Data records

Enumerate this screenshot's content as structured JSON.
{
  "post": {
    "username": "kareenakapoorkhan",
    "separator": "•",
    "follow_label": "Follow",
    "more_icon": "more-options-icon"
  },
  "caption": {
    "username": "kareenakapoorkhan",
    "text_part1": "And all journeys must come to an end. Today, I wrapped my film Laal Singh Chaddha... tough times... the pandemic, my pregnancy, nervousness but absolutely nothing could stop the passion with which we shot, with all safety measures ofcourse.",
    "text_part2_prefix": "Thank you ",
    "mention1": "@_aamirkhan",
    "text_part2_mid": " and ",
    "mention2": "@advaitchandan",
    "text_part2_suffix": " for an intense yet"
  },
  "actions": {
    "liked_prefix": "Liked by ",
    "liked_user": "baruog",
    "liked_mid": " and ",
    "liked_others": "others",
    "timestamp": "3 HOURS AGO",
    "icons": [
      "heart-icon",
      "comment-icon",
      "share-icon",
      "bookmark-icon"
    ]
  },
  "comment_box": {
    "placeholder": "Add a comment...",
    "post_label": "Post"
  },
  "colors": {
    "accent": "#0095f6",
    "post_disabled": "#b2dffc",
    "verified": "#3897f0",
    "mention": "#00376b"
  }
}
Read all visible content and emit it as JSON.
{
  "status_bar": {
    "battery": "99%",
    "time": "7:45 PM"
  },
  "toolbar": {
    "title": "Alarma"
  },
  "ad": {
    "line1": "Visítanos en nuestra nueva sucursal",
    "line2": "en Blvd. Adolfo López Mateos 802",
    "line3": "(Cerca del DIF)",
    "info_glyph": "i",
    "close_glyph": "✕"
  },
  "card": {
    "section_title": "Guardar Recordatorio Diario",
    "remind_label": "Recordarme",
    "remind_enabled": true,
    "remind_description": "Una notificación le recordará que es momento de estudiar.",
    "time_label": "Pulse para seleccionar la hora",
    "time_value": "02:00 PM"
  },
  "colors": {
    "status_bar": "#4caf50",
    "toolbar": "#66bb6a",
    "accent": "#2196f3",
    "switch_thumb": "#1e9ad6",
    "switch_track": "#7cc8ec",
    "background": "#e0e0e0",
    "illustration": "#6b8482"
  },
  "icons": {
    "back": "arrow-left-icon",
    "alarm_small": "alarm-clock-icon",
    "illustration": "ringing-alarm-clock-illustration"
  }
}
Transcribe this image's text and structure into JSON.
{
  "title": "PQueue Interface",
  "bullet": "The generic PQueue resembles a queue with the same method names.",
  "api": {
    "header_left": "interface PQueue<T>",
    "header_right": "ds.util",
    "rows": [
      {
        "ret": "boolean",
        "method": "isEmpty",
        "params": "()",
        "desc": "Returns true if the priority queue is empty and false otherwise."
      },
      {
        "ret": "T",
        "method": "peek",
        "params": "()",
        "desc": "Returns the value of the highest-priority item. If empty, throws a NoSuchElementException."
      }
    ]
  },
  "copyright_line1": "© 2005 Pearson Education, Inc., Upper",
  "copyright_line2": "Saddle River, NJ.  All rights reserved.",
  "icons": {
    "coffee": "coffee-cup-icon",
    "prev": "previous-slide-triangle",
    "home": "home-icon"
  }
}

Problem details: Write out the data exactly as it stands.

Solved problem:
Enumerate this screenshot's content as structured JSON.
{
  "post": {
    "username": "kareenakapoorkhan",
    "separator": "•",
    "follow_label": "Follow",
    "more_icon": "more-options-icon"
  },
  "caption": {
    "username": "kareenakapoorkhan",
    "text_part1": "And all journeys must come to an end. Today, I wrapped my film Laal Singh Chaddha... tough times... the pandemic, my pregnancy, nervousness but absolutely nothing could stop the passion with which we shot, with all safety measures ofcourse.",
    "text_part2_prefix": "Thank you ",
    "mention1": "@_aamirkhan",
    "text_part2_mid": " and ",
    "mention2": "@advaitchandan",
    "text_part2_suffix": " for an intense yet"
  },
  "actions": {
    "liked_prefix": "Liked by ",
    "liked_user": "baruog",
    "liked_mid": " and ",
    "liked_others": "others",
    "timestamp": "3 HOURS AGO",
    "icons": [
      "heart-icon",
      "comment-icon",
      "share-icon",
      "bookmark-icon"
    ]
  },
  "comment_box": {
    "placeholder": "Add a comment...",
    "post_label": "Post"
  },
  "colors": {
    "accent": "#0095f6",
    "post_disabled": "#b2dffc",
    "verified": "#3897f0",
    "mention": "#00376b"
  }
}
Read all visible content and emit it as JSON.
{
  "status_bar": {
    "battery": "99%",
    "time": "7:45 PM"
  },
  "toolbar": {
    "title": "Alarma"
  },
  "ad": {
    "line1": "Visítanos en nuestra nueva sucursal",
    "line2": "en Blvd. Adolfo López Mateos 802",
    "line3": "(Cerca del DIF)",
    "info_glyph": "i",
    "close_glyph": "✕"
  },
  "card": {
    "section_title": "Guardar Recordatorio Diario",
    "remind_label": "Recordarme",
    "remind_enabled": true,
    "remind_description": "Una notificación le recordará que es momento de estudiar.",
    "time_label": "Pulse para seleccionar la hora",
    "time_value": "02:00 PM"
  },
  "colors": {
    "status_bar": "#4caf50",
    "toolbar": "#66bb6a",
    "accent": "#2196f3",
    "switch_thumb": "#1e9ad6",
    "switch_track": "#7cc8ec",
    "background": "#e0e0e0",
    "illustration": "#6b8482"
  },
  "icons": {
    "back": "arrow-left-icon",
    "alarm_small": "alarm-clock-icon",
    "illustration": "ringing-alarm-clock-illustration"
  }
}
Transcribe this image's text and structure into JSON.
{
  "title": "PQueue Interface",
  "bullet": "The generic PQueue resembles a queue with the same method names.",
  "api": {
    "header_left": "interface PQueue<T>",
    "header_right": "ds.util",
    "rows": [
      {
        "ret": "boolean",
        "method": "isEmpty",
        "params": "()",
        "desc": "Returns true if the priority queue is empty and false otherwise."
      },
      {
        "ret": "T",
        "method": "peek",
        "params": "()",
        "desc": "Returns the value of the highest-priority item. If empty, throws a NoSuchElementException."
      }
    ]
  },
  "copyright_line1": "© 2005 Pearson Education, Inc., Upper",
  "copyright_line2": "Saddle River, NJ.  All rights reserved.",
  "icons": {
    "coffee": "coffee-cup-icon",
    "prev": "previous-slide-triangle",
    "home": "home-icon"
  }
}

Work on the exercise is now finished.